‘The conduct of the Defendants shocks the conscience of a decent society’.

BUCKSPORT, Maine, April 25, 2023 /PRNewswire/ — Asad Khaqan, owner of the former Fountain Inn (a.k.a Spring Fountain Motel) located on Route 1 in Bucksport, Maine, today announced that he has filed a federal lawsuit against the Town of Bucksport and its representatives. The complaint, setting forth numerous violations of Khaqan’s civil, equal protection, and due process rights, as well as intentional interference with contractual relations and harassment, was filed on April 7 in the U.S. District Court in Bangor.

Khaqan, a hospitality entrepreneur known for his work with nonprofits, purchased the property on March 30, 2018. As the lawsuit alleges, things took a negative turn shortly after Khaqan took over the business. Bucksport’s current CEO, Luke Chiavelli, acting on behalf of the town, embarked on what Khaqan describes as an aggressive campaign to shut down the former establishment.

“The code enforcement officer demonstrated a refusal to work with us,” says Khaqan. “He aggressively pursued inspections and alleged violations, most of which were cosmetic or small electrical or plumbing issues, while failing to even follow up on inspections of similar businesses operating in Bucksport. He also presented photos to the town council which failed to display the numerous remedial measures that were carried out and made false statements of alleged progress at the property despite having been in touch with our contractor.”

Khaqan alleges the town took issue with the cultural background of his property managers and let a couple of racially driven incidents slide without any formal investigation. As outlined in the lawsuit, the situation escalated when a number of families who could not afford traditional housing sought long-term refuge at the former establishment. The town denied Khaqan a permanent license to operate as a commercial motel but made every move to push the tenants out. In one alleged instance, the CEO intervened and had some state-funded rental payments stopped. When some occupants became problematic, the town hid behind the absence of an innkeeper’s license and refused police assistance, leaving the property and staff vulnerable and deeming problems as justifiable cause for shutting the property down.

“Various members of our staff expressed that they felt unsafe around some of the occupants and intimidated by town officials,” says Khaqan. “They were scared to check on rooms and perform basic cleaning services. Some of the rooms were repeatedly vandalized by occupants. In several incidents, occupants called the town and reported the self-inflicted damages as unaddressed repairs. They removed smoke detectors and refused to let our contractors enter their living spaces to fix the damages, giving the CEO yet another way to assess violations. This spread via word-of-mouth to other problematic occupants, who were looking for a way to live rent free.
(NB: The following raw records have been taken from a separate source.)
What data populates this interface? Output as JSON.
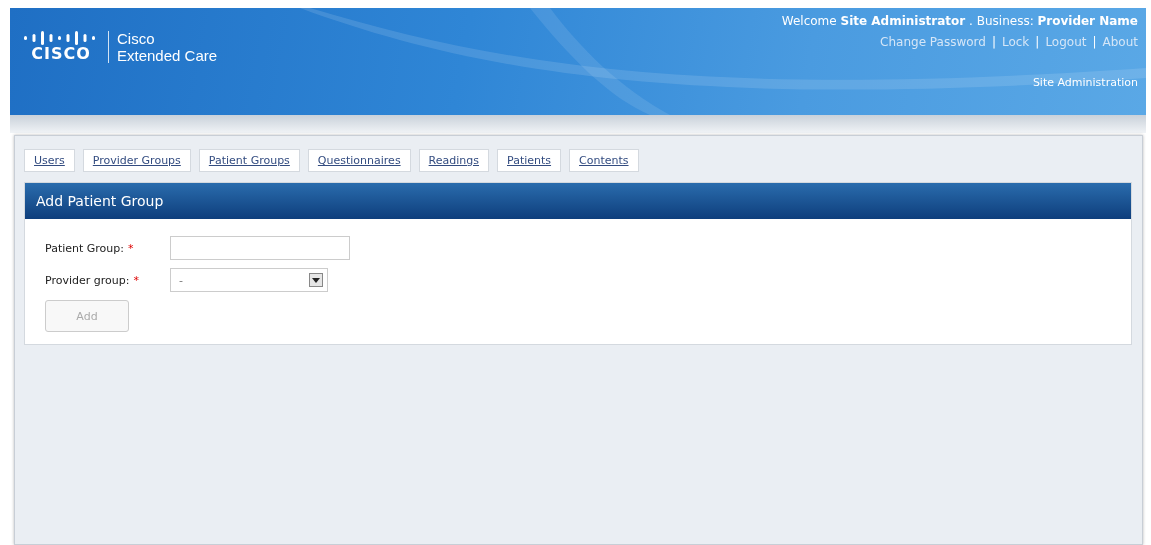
{
  "header": {
    "logo_word": "CISCO",
    "product_lines": [
      "Cisco",
      "Extended Care"
    ],
    "welcome": "Welcome",
    "user": "Site Administrator",
    "separator": ".",
    "business_label": "Business:",
    "business": "Provider Name",
    "links": [
      "Change Password",
      "Lock",
      "Logout",
      "About"
    ],
    "link_separator": "|",
    "section": "Site Administration"
  },
  "tabs": [
    {
      "label": "Users",
      "selected": false
    },
    {
      "label": "Provider Groups",
      "selected": false
    },
    {
      "label": "Patient Groups",
      "selected": false
    },
    {
      "label": "Questionnaires",
      "selected": false
    },
    {
      "label": "Readings",
      "selected": false
    },
    {
      "label": "Patients",
      "selected": false
    },
    {
      "label": "Contents",
      "selected": false
    }
  ],
  "form": {
    "title": "Add Patient Group",
    "fields": [
      {
        "kind": "text",
        "label": "Patient Group:",
        "required": true,
        "required_mark": "*"
      },
      {
        "kind": "select",
        "label": "Provider group:",
        "required": true,
        "required_mark": "*",
        "value": "-"
      }
    ],
    "button": {
      "label": "Add",
      "disabled": true
    }
  }
}
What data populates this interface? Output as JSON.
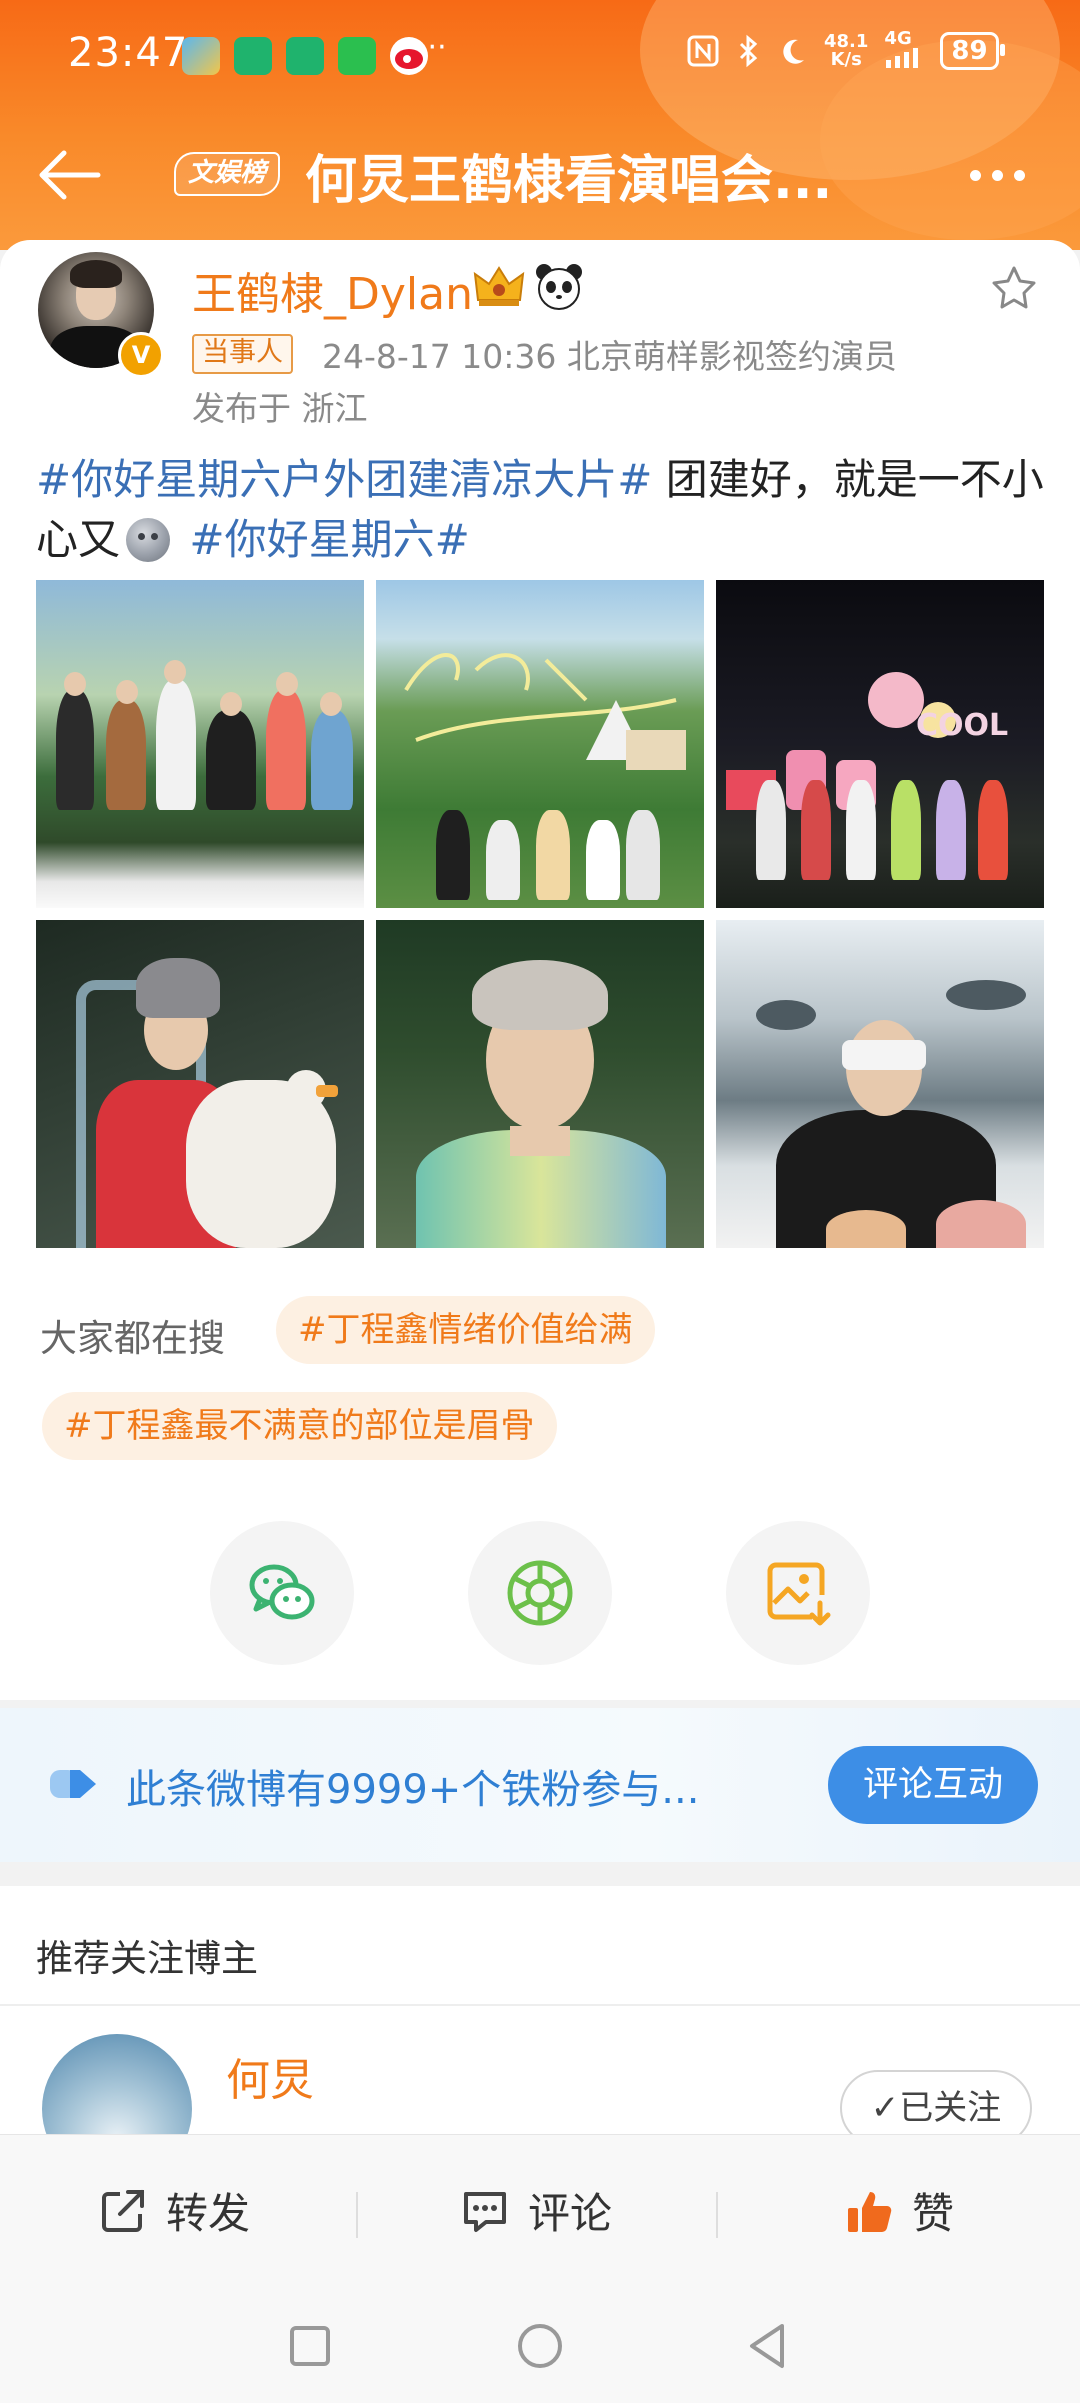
{
  "status_bar": {
    "time": "23:47",
    "dots": "···",
    "speed_value": "48.1",
    "speed_unit": "K/s",
    "network": "4G",
    "battery": "89"
  },
  "header": {
    "tag": "文娱榜",
    "title": "何炅王鹤棣看演唱会..."
  },
  "post": {
    "username": "王鹤棣_Dylan",
    "verified_mark": "V",
    "party_badge": "当事人",
    "meta": "24-8-17 10:36  北京萌样影视签约演员",
    "location": "发布于 浙江",
    "topic1": "#你好星期六户外团建清凉大片#",
    "text1": " 团建好，就是一不小心又",
    "topic2": "#你好星期六#",
    "images_count": 6
  },
  "hot_search": {
    "label": "大家都在搜",
    "items": [
      "#丁程鑫情绪价值给满",
      "#丁程鑫最不满意的部位是眉骨"
    ]
  },
  "share": {
    "icons": [
      "wechat-icon",
      "moments-icon",
      "save-image-icon"
    ],
    "colors": {
      "wechat": "#3cb371",
      "moments": "#6cc04a",
      "save": "#f5a623"
    }
  },
  "fan_banner": {
    "text": "此条微博有9999+个铁粉参与...",
    "button": "评论互动"
  },
  "recommend": {
    "title": "推荐关注博主",
    "name": "何炅",
    "follow_label": "已关注"
  },
  "actions": {
    "repost": "转发",
    "comment": "评论",
    "like": "赞"
  },
  "colors": {
    "header": "#f76a16",
    "username": "#f07a1a",
    "topic": "#3a6fb5",
    "fan_text": "#2f7fd3",
    "button": "#3d8ee6"
  }
}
Staff would call the local police department for help and the CEO would show up with his camera. It became a vicious cycle that we largely had no control over.”

Despite these issues, when a number of families found themselves unable to pay for their occupancy during the COVID-19 pandemic, Khaqan forgave their balances for multiple months and did not open eviction proceedings.

The town council officially designated the former motel as a “dangerous building” in April 2021. With that designation, the town forced occupants to vacate within 48 hours and gave Khaqan only 90 days to address the alleged violations. After the order, Khaqan hired an independent civil engineering firm to analyze the buildings. They found the structures to be intact with no danger of collapsing. Khaqan alleges that the CEO tried to influence the firm to change their statement, which they refused. The property was listed for sale in April 2022, and although there was a potential buyer, the town declined to lift the dangerous building order and the sale fell through.

MEDIA CONTACT: Crystal Lynn at [email protected].

SOURCE Spring Fountain Studios LLC

Originally published at

Real Estate - Miami County Post originally published at Real Estate - Miami County Post